This week let’s talk about seeding depth for corn. Whether you’ve already put some seed in the ground or are waiting for fields to dry out and warm up, seeding depth is critical to not only get corn off to a good start but has long lasting effects the rest of the season.
When we talk about planting depth for corn, you will commonly hear both Extension and industry say to plant at least 1.5 to 2 inches deep. My advice would be to shoot for an average depth of 2 inches to the top of the seed.
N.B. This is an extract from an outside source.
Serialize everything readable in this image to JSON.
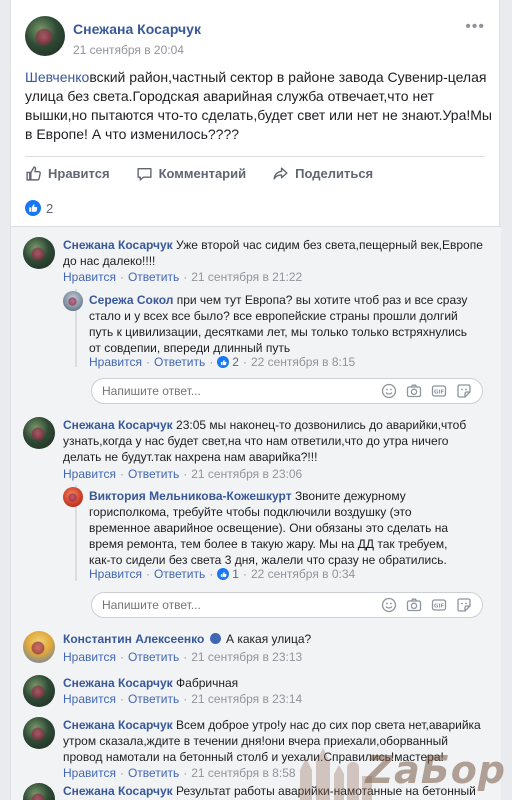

A 2 inch depth is what most planter openers and closing wheels were designed for to ensure a proper furrow for the seed and to close the furrow properly over the seed.
With the recent wet weather you may be tempted to shallow up your planting depth to get into drier, warmer soil, but shallower depths should be avoided because they affect root growth, leading to rootless corn syndrome and possible yield loss.
As we get back into field, be sure to take the time to dig 2-3 times within a field to ensure that you are hitting your target seed depth. In addition, be sure to check different row units as differences in weight and compaction can lead to variation in seeding depth from end of planter to the other.
Finally, ensuring an even seed depth between seeds is critical to avoid differences in emergence and competition through the year. If you find lots of variation in depth between seeds, you may need to slow down your planting speed to reduce row unit bounce, look at adding seed firming devices, or check your down pressure settings.
So to recap, this corn planting season be sure to shoot for a 2 inch seed depth and take time to confirm that you are hitting that target.
To listen to this radio message again and to get more information, visit our local website at croptechcafe.org or give me a call at 352-3821. This is Aaron Nygren, your local agronomist for Nebraska Extension on KTIC radio.